Making civil servants and other holders of public office swear an oath to British values would not help combat radicalisation, the shadow home secretary has said.
Diane Abbott told Sky News it would not make "any verifiable difference".
Writing in the Sunday Times, Communities Secretary Sajid Javid said he wanted public servants to set an example to newly arrived migrants.
Key values include democracy, equality and freedom of speech, he argued.
Mr Javid's intervention comes after a report by Dame Louise Casey warned of increasing ethnic segregation in some UK communities.
He said he was "drawn" to her recommendation to bring in a pledge of allegiance, saying: "We can't expect new arrivals to embrace British values if those of us who are already here don't do so ourselves, and such an oath would go a long way to making that happen."
Former chancellor George Osborne hailed the idea as a "great initiative", and ex-culture secretary John Whittingdale also said he supported the oath.
But Ms Abbott said: "I have nothing against it in principle, but it will not make a difference to the problems of radicalisation, or integration."
She said her Hackney constituency had a "diverse population" of people, who live in the UK because "they value what this country has to offer and they respect its institutions, particularly people who originate from the Commonwealth".
Teresa Pearce MP, shadow secretary for communities and local government, said better education should be the priority.
"We must not leap to implement gimmicky policies which are a superficial and cack-handed response to deep-rooted and long-standing problems," she said.
"Only by properly funding local government so it can enrich communities, as well as meet its statutory obligations, can we begin to tackle isolation, division and mistrust and bring communities together."
Mr Javid's proposals would mean every new recruit in the public sector, including councillors, school governors and civil servants, would be expected to commit to the oath, which may have to be read out loud before starting the role.
This could extend to those working in the NHS and the BBC.
Liberal Democrat home affairs spokesman Lord Brian Paddick said forcing public servants to swear such an oath would be "both superficial and divisive".
"We should be talking about the universal values that unite us, not using nationalistic terms that exclude people," he said.
"The government must focus on integrating those small pockets of people living in segregated communities. Instead, they are creating hostility towards all minority communities."
Mr Javid said he did not want to see a "government-approved, one-size-fits-all identity" where everyone "drinks tea, watches cricket and bobs up and down at the Last Night of the Proms".
But, he added, people would struggle to play a positive role in British life if they did not accept the "building blocks of our society".
The new oath could include "tolerating the views of others even if you disagree with them", "believing in freedom of speech, freedom of religion, freedom from abuse", "a belief in equality, democracy and the democratic process" and "respect for the law, even if you think the law is an ass," Mr Javid writes.
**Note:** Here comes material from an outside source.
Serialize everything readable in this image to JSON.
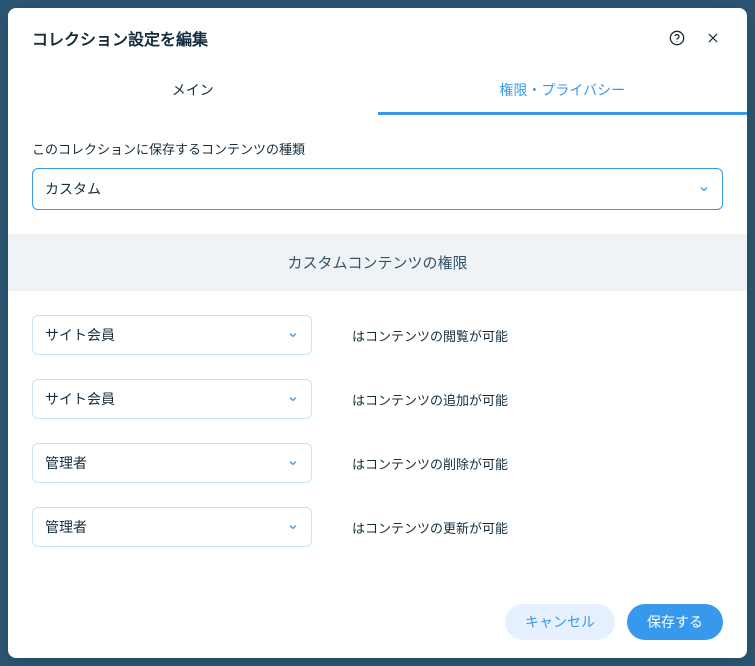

A government source acknowledged that the oath on its own would be insufficient to weed out extremism or promote integration.
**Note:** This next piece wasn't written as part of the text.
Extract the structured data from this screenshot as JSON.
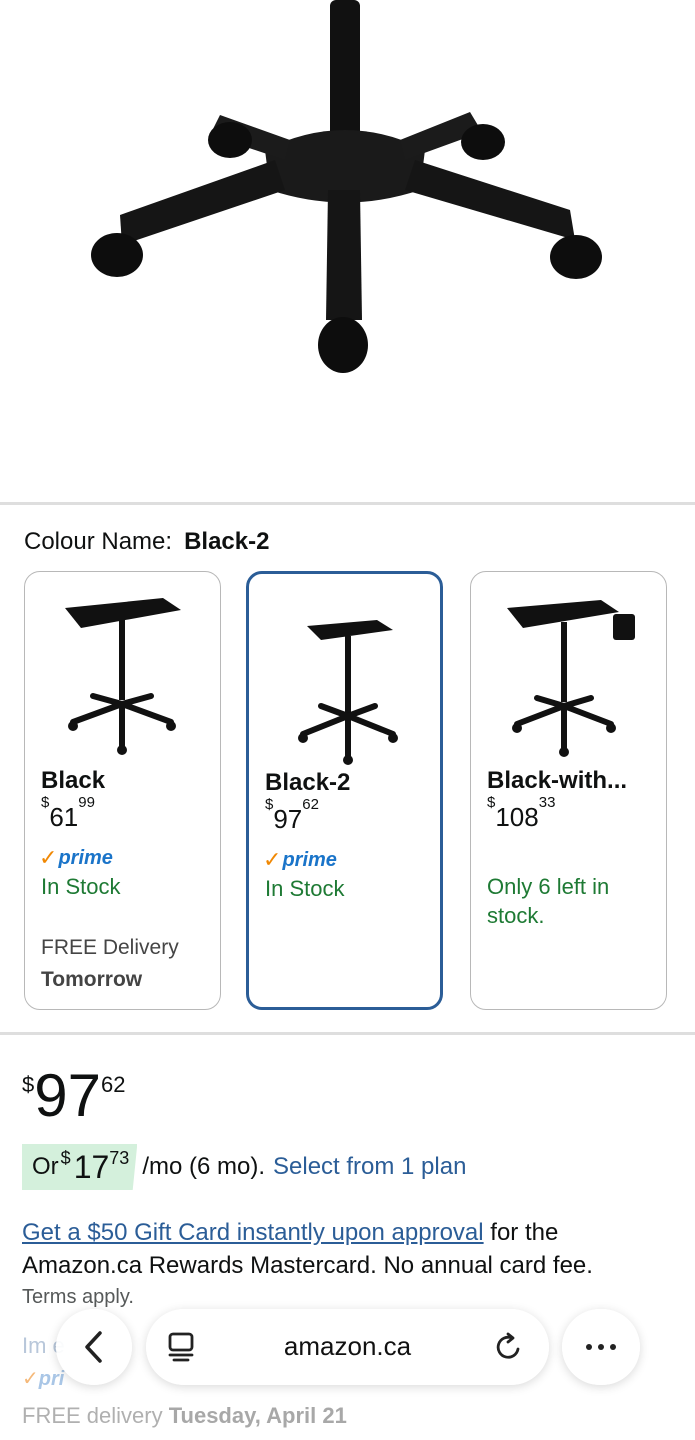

Mr Javid will set out his full response to Dame Louise's report on social cohesion in the spring.